→ **TASK TO CARRY OUT**
Say how many of the lines below include the word "favs". Only the number should be given.
(RECORDS FOR PROCESSING begins)
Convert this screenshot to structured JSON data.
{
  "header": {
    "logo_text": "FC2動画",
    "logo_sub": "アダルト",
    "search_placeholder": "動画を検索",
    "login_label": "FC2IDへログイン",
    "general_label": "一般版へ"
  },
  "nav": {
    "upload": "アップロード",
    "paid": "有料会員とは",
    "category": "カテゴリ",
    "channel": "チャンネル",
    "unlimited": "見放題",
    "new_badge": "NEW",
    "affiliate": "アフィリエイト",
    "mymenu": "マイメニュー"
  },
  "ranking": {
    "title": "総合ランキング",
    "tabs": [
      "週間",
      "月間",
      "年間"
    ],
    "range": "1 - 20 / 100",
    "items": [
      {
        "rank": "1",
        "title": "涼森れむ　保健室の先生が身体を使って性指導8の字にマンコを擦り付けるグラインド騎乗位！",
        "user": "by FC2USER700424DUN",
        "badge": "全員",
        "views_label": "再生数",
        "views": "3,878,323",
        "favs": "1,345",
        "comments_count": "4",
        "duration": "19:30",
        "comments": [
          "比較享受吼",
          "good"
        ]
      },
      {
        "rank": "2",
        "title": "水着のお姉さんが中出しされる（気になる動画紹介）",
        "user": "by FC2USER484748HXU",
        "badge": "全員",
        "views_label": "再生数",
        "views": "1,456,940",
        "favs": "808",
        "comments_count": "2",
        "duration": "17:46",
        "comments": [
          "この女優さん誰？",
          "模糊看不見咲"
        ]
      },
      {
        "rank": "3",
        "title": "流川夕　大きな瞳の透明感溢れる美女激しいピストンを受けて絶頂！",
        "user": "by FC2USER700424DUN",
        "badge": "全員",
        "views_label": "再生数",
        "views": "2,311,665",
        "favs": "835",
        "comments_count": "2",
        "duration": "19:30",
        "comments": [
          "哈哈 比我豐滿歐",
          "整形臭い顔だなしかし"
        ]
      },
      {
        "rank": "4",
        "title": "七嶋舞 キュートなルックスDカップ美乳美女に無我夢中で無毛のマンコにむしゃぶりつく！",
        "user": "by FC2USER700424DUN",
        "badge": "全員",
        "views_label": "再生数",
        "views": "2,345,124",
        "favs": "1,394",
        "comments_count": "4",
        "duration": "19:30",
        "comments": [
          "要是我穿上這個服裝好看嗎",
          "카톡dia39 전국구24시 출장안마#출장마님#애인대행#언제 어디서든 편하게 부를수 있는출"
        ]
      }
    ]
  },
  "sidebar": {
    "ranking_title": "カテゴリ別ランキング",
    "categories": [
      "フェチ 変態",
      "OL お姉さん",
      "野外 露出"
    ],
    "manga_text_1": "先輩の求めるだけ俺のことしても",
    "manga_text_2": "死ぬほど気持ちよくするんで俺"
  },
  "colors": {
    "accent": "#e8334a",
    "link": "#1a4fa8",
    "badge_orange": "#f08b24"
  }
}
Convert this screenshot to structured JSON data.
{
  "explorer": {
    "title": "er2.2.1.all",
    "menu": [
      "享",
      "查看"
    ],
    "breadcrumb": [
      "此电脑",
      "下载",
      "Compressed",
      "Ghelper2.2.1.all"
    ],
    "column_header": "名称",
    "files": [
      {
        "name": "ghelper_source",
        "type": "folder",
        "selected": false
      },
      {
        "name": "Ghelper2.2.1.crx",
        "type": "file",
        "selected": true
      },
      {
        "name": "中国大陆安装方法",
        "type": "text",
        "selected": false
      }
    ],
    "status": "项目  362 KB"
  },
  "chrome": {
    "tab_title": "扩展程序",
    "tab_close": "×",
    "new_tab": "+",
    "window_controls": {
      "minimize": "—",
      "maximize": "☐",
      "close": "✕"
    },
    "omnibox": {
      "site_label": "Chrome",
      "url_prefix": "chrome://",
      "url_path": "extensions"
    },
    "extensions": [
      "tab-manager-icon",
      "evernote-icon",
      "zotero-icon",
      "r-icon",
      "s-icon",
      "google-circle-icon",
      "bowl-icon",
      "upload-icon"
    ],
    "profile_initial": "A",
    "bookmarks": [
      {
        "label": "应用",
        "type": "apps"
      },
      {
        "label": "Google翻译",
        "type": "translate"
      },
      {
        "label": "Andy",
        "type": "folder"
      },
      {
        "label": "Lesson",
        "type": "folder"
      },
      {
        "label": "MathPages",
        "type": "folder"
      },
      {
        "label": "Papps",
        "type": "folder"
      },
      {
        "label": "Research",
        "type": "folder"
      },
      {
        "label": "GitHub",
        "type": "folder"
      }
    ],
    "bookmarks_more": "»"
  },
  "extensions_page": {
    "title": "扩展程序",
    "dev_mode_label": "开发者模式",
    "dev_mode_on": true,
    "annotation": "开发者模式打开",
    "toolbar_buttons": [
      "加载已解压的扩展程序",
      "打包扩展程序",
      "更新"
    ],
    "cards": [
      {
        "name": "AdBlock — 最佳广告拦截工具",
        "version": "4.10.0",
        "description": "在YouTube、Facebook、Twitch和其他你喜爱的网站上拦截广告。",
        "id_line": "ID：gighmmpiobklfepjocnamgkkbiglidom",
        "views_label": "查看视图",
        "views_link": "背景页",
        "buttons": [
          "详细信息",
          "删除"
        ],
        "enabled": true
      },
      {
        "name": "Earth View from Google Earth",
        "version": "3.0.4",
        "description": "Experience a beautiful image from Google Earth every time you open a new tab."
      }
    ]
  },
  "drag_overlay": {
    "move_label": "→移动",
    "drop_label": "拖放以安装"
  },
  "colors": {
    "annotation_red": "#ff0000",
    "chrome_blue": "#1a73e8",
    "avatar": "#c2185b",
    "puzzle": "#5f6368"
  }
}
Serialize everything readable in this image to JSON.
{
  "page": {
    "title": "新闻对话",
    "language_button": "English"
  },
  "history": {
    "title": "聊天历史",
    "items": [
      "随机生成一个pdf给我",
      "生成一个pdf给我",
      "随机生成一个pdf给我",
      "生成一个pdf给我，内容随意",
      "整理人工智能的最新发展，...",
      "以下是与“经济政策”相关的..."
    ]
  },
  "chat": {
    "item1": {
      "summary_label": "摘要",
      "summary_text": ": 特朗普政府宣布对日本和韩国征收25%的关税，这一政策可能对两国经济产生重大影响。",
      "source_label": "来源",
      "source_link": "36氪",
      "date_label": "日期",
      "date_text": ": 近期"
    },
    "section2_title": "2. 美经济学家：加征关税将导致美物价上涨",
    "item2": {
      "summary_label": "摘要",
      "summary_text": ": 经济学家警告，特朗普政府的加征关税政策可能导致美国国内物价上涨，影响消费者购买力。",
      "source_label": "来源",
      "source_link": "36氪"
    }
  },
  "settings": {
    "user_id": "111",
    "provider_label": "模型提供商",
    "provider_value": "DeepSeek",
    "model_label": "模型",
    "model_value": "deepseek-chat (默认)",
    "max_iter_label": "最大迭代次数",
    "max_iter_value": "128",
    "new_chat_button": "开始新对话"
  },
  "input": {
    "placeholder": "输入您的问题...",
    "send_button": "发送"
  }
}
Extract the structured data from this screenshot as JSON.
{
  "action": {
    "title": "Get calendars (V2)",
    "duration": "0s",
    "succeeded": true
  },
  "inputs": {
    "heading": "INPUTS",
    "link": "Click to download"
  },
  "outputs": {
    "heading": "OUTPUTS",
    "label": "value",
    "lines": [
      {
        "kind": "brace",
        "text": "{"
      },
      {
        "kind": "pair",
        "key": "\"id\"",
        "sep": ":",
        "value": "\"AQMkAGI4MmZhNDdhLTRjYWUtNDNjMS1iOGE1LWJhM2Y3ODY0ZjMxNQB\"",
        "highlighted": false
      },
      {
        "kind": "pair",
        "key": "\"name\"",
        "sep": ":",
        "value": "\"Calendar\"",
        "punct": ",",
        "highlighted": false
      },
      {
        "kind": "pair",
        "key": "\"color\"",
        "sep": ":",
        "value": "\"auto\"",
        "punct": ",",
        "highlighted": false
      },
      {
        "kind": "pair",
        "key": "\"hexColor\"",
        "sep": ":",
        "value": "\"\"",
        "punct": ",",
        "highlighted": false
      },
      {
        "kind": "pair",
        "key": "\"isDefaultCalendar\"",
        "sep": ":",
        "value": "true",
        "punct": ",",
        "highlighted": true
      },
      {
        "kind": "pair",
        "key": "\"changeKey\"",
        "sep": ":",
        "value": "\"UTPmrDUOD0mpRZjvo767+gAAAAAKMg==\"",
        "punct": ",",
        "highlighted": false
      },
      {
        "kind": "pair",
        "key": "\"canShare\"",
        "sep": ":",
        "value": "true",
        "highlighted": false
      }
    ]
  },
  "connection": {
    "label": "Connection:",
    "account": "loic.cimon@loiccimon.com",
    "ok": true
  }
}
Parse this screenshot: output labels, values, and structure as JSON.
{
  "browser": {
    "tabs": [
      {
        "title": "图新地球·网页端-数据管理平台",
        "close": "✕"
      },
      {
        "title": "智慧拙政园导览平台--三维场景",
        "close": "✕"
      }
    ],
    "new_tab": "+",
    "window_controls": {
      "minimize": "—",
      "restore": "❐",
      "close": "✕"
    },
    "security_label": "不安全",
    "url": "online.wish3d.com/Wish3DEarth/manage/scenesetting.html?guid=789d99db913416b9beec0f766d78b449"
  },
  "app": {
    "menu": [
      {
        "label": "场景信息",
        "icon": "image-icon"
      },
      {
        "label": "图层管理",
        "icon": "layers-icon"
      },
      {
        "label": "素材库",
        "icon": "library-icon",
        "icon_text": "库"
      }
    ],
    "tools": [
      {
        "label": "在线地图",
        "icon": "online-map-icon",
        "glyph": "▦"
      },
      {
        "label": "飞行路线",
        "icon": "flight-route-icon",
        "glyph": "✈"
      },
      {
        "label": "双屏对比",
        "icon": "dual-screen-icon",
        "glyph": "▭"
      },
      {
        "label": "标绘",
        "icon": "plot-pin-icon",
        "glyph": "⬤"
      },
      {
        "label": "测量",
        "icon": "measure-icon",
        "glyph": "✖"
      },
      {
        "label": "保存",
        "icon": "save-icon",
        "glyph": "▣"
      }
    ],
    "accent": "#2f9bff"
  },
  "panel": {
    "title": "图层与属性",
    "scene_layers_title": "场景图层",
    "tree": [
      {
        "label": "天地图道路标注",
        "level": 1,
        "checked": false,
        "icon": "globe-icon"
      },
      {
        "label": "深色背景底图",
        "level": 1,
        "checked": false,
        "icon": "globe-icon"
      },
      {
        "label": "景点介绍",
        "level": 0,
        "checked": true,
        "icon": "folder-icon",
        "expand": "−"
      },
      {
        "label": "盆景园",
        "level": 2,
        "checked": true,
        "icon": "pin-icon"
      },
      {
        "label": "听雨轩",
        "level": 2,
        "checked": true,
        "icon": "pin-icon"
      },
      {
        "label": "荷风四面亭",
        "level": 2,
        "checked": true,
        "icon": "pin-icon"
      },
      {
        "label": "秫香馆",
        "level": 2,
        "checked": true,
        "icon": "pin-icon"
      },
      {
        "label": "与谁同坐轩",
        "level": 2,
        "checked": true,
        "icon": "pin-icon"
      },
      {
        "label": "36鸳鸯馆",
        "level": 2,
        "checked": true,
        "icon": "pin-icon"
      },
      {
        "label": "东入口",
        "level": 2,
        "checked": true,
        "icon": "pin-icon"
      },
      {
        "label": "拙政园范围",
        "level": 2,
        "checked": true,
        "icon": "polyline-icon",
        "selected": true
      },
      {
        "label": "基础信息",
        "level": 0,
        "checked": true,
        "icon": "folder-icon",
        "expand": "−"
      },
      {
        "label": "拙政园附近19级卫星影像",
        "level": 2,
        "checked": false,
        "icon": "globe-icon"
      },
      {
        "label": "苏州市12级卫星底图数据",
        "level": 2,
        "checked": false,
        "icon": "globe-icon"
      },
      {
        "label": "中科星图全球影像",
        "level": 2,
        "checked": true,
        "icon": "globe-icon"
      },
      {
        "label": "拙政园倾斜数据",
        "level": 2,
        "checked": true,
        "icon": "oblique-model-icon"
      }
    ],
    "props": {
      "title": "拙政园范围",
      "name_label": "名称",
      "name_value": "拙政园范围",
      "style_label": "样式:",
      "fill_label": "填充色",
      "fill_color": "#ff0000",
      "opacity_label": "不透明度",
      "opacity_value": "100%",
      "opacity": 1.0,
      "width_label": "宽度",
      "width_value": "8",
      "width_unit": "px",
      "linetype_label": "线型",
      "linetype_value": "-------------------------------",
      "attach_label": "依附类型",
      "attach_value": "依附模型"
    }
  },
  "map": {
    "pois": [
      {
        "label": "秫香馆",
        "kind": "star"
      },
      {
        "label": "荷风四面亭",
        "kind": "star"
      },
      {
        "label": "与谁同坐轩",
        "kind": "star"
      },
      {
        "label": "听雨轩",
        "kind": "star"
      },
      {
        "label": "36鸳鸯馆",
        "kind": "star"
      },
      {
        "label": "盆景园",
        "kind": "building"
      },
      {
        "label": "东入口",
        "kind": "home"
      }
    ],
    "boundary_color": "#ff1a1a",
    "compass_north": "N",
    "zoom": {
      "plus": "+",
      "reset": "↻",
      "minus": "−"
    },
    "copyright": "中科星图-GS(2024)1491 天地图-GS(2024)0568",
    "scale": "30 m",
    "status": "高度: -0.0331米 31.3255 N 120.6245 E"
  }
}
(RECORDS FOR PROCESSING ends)
→ **WRITTEN RESPONSE**
4